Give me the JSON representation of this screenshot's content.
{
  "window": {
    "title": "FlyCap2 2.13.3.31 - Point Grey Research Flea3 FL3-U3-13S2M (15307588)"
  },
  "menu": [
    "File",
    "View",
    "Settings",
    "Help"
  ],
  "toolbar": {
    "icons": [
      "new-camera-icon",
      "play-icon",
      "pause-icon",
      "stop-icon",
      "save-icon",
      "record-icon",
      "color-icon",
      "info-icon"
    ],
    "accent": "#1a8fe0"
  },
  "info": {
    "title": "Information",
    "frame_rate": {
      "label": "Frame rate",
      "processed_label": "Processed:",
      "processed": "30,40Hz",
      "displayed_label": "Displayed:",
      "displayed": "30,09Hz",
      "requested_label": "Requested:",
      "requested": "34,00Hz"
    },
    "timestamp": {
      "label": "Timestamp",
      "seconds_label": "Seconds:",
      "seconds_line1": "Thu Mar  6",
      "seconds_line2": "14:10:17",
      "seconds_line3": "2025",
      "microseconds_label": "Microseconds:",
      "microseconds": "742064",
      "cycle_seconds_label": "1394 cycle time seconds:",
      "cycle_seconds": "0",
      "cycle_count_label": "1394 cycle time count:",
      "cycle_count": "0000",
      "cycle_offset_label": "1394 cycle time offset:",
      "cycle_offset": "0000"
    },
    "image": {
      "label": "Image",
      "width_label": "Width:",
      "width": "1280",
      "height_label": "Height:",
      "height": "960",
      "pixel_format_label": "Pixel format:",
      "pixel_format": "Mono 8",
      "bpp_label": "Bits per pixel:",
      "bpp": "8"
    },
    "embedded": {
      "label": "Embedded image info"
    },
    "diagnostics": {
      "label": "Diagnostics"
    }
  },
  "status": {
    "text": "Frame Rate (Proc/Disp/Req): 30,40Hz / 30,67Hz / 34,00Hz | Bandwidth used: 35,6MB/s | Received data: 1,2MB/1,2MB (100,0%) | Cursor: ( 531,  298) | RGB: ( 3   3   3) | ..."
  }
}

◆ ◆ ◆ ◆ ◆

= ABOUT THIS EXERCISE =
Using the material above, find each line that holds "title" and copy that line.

= EXERCISE ANSWER =
    "title": "FlyCap2 2.13.3.31 - Point Grey Research Flea3 FL3-U3-13S2M (15307588)"
    "title": "Information",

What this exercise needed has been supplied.